The pressure on the Government to outlaw tobacco advertising
increased this week when an opinion poll suggested its failure to impose
a ban had persuaded people it was not dangerous to smoke.
The survey by the pollsters ICM for the anti-smoking group ASH found
that the majority of smokers (54 per cent) and non-smokers (61 per cent)
felt the delay in banning tobacco advertising showed that ministers were
not particularly concerned about the number of people smoking.
Almost half of smokers (46 per cent) and 40 per cent of the public think
that smok-ing cannot be "really dangerous", or the Government would not
let cigarettes be advertised.
Four in ten adults strongly agree that the tobacco industry cannot be
trusted to regulate its own advertising through the existing voluntary
agreement, with a further 20 per cent tending to agree with this
The Government is backing a Private Member's Bill introduced to the
House of Lords by a Liberal Democrat peer, Lord Clement-Jones. Although
it is identical to a Government Bill scuppered when Tony Blair called
the general election in June, the measure is believed to have only a
"50-50 chance" of becoming law due to lack of Parliamentary time.
John Connolly, the public affairs manager for ASH, said: "This poll
shows that the Government's actions, or lack of them, have an effect on
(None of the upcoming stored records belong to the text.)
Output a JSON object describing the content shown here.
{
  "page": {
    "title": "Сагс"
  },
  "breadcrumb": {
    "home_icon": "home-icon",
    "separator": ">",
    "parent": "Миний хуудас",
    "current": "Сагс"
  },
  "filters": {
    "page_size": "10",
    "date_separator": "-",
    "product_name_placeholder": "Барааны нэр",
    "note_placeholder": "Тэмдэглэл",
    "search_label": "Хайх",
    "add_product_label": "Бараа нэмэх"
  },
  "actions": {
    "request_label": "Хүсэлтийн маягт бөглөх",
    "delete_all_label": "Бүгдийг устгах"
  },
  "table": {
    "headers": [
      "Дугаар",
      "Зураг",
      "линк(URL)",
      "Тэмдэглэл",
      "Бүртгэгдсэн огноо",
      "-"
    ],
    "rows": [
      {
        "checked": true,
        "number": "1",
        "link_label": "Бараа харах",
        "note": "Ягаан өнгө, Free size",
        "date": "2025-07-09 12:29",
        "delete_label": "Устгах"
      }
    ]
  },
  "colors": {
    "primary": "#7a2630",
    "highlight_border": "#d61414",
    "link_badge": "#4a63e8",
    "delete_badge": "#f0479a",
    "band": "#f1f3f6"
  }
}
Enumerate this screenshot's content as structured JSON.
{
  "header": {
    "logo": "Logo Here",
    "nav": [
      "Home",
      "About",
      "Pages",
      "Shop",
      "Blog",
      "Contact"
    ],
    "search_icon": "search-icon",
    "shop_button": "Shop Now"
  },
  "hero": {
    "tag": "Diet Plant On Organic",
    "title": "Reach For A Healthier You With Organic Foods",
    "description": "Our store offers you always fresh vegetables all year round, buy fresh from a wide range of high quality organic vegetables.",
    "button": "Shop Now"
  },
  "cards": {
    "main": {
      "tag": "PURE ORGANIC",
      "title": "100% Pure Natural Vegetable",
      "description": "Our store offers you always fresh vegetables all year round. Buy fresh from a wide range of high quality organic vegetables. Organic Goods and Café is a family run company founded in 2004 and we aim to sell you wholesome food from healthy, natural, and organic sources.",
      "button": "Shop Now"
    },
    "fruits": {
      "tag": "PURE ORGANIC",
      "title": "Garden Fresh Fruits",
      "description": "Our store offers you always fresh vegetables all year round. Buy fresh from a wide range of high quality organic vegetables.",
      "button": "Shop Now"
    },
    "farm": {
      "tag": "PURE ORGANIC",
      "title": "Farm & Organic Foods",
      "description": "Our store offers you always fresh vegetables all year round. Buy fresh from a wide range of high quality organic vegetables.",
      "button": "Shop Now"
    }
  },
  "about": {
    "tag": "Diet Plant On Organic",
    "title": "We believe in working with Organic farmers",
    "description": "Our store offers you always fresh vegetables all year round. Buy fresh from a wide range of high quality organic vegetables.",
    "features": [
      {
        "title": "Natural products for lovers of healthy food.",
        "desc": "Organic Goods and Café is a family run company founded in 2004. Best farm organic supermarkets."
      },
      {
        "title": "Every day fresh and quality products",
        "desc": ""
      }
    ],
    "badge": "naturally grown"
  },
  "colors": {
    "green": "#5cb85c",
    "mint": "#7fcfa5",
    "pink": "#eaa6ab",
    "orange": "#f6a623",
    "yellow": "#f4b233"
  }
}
how the public, especially smokers, perceive these risks." He added that
the results of the poll would come as a "nasty shock" to ministers.